Both of these have got hard cellulose endosperms. The betel-nut endosperm is also ruminated. The manner of germination is practically the same as in date palm.
Vivipary means germination of the seed within the fruit while still attached to the mother plant. In the animal world, mammals are viviparous as the embryo differentiates into the young individual while still in the mother’s womb.
Birds lay eggs and ordinary plants develop seeds and not seedlings on the parent body, so they are not viviparous. Vivipary, however, is found in a number of plants. In the vegetable Sechium edule of Cucurbitaceae (locally called squash), common in Indian hill towns, it is often seen that the seed germinates while inside the fruit still attached to the mother plant.
So is the case of coconut. Paddy grains germinate on the mother plant if they get sufficient moisture. Such vivipary is always dependent on excessive moisture in the atmosphere or within the fruit (e.g., lemon and oranges, tomatoes, melons) and on the absence of any period of dormancy. Vivipary may also take place through vegetative organs, e.g., bulbils of Agave (discussed in connection with ‘bud’).
Beside the above, a special kind of vivipary is noticed in the mangrove plants found in estuarine tidal shores of the tropics, e.g., the Sundarbans in the Gangetic delta and similar mangrove formations in the estuaries of different Indo-Burmese rivers.
The seed embryos in these plants do not have any resting stage and continue to grow uninterruptedly inside the fruit. The radicle first comes out of the fruit and then the hypocotyl begins to grow very vigorously so that it looks like a club which is usually 2 to 9 Inches long and may sometimes attain 18 inches.

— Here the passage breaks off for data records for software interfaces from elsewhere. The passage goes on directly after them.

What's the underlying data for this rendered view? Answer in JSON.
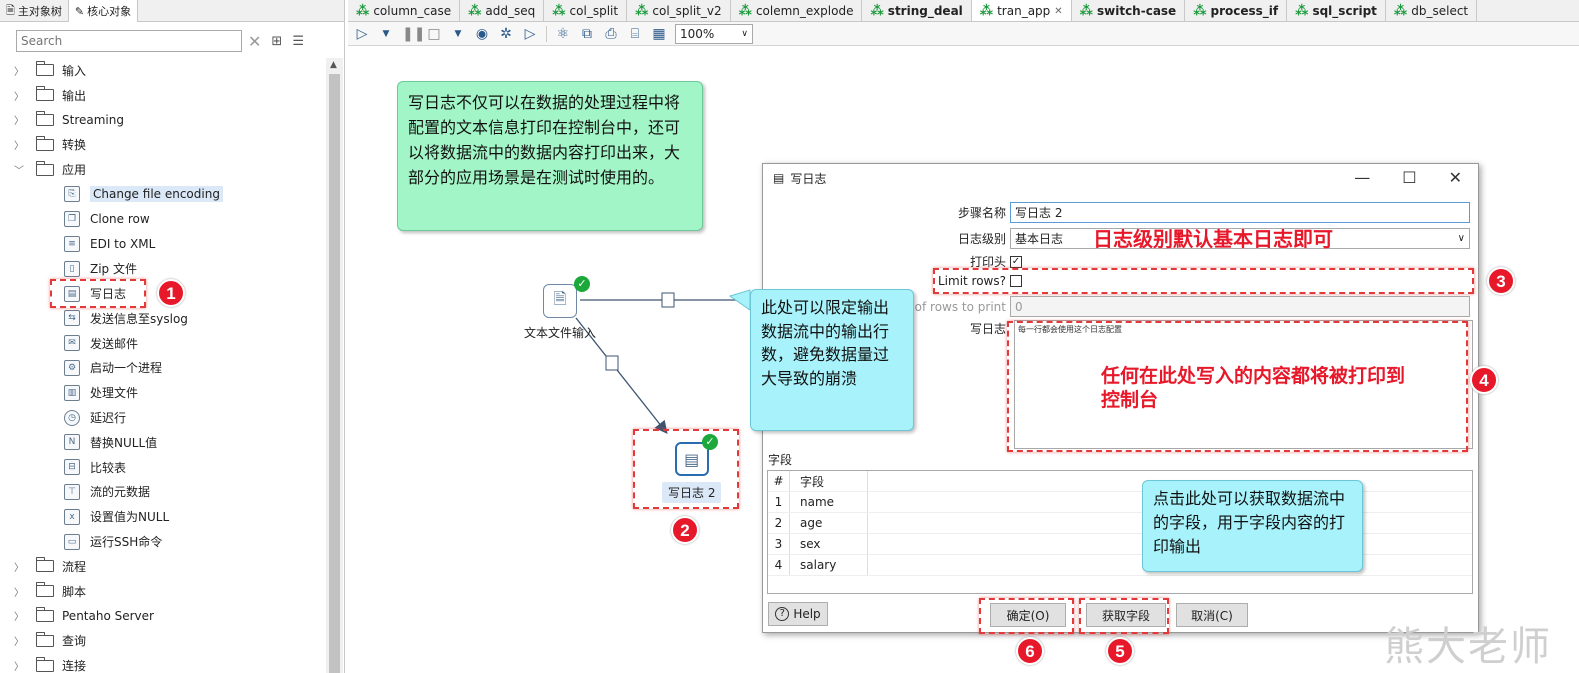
{
  "left_tabs": [
    {
      "label": "主对象树",
      "active": false
    },
    {
      "label": "核心对象",
      "active": true
    }
  ],
  "search": {
    "placeholder": "Search"
  },
  "tree": {
    "folders_top": [
      "输入",
      "输出",
      "Streaming",
      "转换",
      "应用"
    ],
    "app_children": [
      "Change file encoding",
      "Clone row",
      "EDI to XML",
      "Zip 文件",
      "写日志",
      "发送信息至syslog",
      "发送邮件",
      "启动一个进程",
      "处理文件",
      "延迟行",
      "替换NULL值",
      "比较表",
      "流的元数据",
      "设置值为NULL",
      "运行SSH命令"
    ],
    "folders_bottom": [
      "流程",
      "脚本",
      "Pentaho Server",
      "查询",
      "连接"
    ]
  },
  "main_tabs": [
    {
      "label": "column_case",
      "bold": false
    },
    {
      "label": "add_seq",
      "bold": false
    },
    {
      "label": "col_split",
      "bold": false
    },
    {
      "label": "col_split_v2",
      "bold": false
    },
    {
      "label": "colemn_explode",
      "bold": false
    },
    {
      "label": "string_deal",
      "bold": true
    },
    {
      "label": "tran_app",
      "bold": false,
      "active": true
    },
    {
      "label": "switch-case",
      "bold": true
    },
    {
      "label": "process_if",
      "bold": true
    },
    {
      "label": "sql_script",
      "bold": true
    },
    {
      "label": "db_select",
      "bold": false
    }
  ],
  "toolbar": {
    "zoom": "100%"
  },
  "notes": {
    "green": "写日志不仅可以在数据的处理过程中将配置的文本信息打印在控制台中，还可以将数据流中的数据内容打印出来，大部分的应用场景是在测试时使用的。",
    "limit": "此处可以限定输出数据流中的输出行数，避免数据量过大导致的崩溃",
    "fields": "点击此处可以获取数据流中的字段，用于字段内容的打印输出"
  },
  "steps": {
    "input": "文本文件输入",
    "log": "写日志 2"
  },
  "badges": [
    "1",
    "2",
    "3",
    "4",
    "5",
    "6"
  ],
  "dialog": {
    "title": "写日志",
    "step_name_label": "步骤名称",
    "step_name_value": "写日志 2",
    "log_level_label": "日志级别",
    "log_level_value": "基本日志",
    "print_header_label": "打印头",
    "limit_rows_label": "Limit rows?",
    "rows_to_print_label": "of rows to print",
    "rows_to_print_value": "0",
    "write_log_label": "写日志",
    "write_log_value": "每一行都会使用这个日志配置",
    "fields_label": "字段",
    "fields_header": [
      "#",
      "字段"
    ],
    "fields": [
      "name",
      "age",
      "sex",
      "salary"
    ],
    "help_label": "Help",
    "ok_label": "确定(O)",
    "get_fields_label": "获取字段",
    "cancel_label": "取消(C)"
  },
  "annotations": {
    "log_level": "日志级别默认基本日志即可",
    "write_log": "任何在此处写入的内容都将被打印到控制台"
  },
  "watermark": "熊大老师"
}
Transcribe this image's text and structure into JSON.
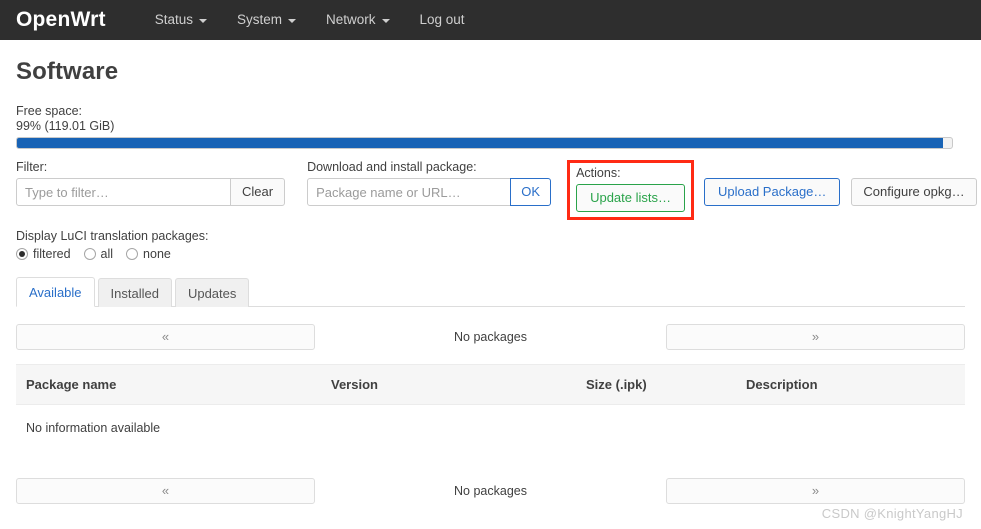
{
  "navbar": {
    "brand": "OpenWrt",
    "items": [
      {
        "label": "Status",
        "has_caret": true
      },
      {
        "label": "System",
        "has_caret": true
      },
      {
        "label": "Network",
        "has_caret": true
      },
      {
        "label": "Log out",
        "has_caret": false
      }
    ]
  },
  "page": {
    "title": "Software"
  },
  "free_space": {
    "label": "Free space:",
    "value_text": "99% (119.01 GiB)",
    "percent": 99,
    "bar_color": "#1863b5"
  },
  "filter": {
    "label": "Filter:",
    "placeholder": "Type to filter…",
    "value": "",
    "clear_label": "Clear"
  },
  "download": {
    "label": "Download and install package:",
    "placeholder": "Package name or URL…",
    "value": "",
    "ok_label": "OK",
    "ok_color": "#2a6fc9"
  },
  "actions": {
    "label": "Actions:",
    "update_lists_label": "Update lists…",
    "update_lists_color": "#2aa34a",
    "upload_package_label": "Upload Package…",
    "upload_package_color": "#2a6fc9",
    "configure_opkg_label": "Configure opkg…",
    "highlight_color": "#ff2a14"
  },
  "translation": {
    "label": "Display LuCI translation packages:",
    "options": [
      {
        "label": "filtered",
        "checked": true
      },
      {
        "label": "all",
        "checked": false
      },
      {
        "label": "none",
        "checked": false
      }
    ]
  },
  "tabs": [
    {
      "label": "Available",
      "active": true
    },
    {
      "label": "Installed",
      "active": false
    },
    {
      "label": "Updates",
      "active": false
    }
  ],
  "pager": {
    "prev_label": "«",
    "next_label": "»",
    "info": "No packages"
  },
  "table": {
    "headers": [
      "Package name",
      "Version",
      "Size (.ipk)",
      "Description"
    ],
    "empty_message": "No information available"
  },
  "watermark": "CSDN @KnightYangHJ"
}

The length varies according to the species of plant and may be determined by the depth of the water below. The plumule also grows somewhat while the cotyledons remain inside the fruit acting as haustoria.
Some fast growing mangrove plants (e.g., Sonneratia caseolaris of Sonneratiaceae) do not show any vivipary while in a few others, e.g., Avicennia (Verbenaceae) and Aegiceras (Myrsinaceae), the type of vivipary is rudimentary.
In markedly viviparous plants the process of germination is slow. Common examples are Rhizophora mucronata, Ceriops decandra, Bruguiera gymnorhiza and Kandelia candel all belonging to the family Rhizophoraceae. Of these, Rhizophora grows in the deepest water and shows the largest hypocotyl while Ceriops comes next.
When the hypocotyl grows very heavy the fruit gets detached from the plant or, in some cases, the axis (i.e., radicle, hypocotyl and plumule) gets detached from the cotyledons and, because of the heaviness and the shape of the hypocotyls, it falls vertically down like a dart so that the radicle penetrates the soil below the shallow water.
It soon forms a root system while the plumule grows safely above the water level. Sometimes, if the water be too deep, the viviparous fruit may float with the hypocotyl hanging down and get rooted where the depth of water is just right enabling the radicle to get fixed to the soil.
This is a peculiar natural adaptation particularly suiting this type of plants .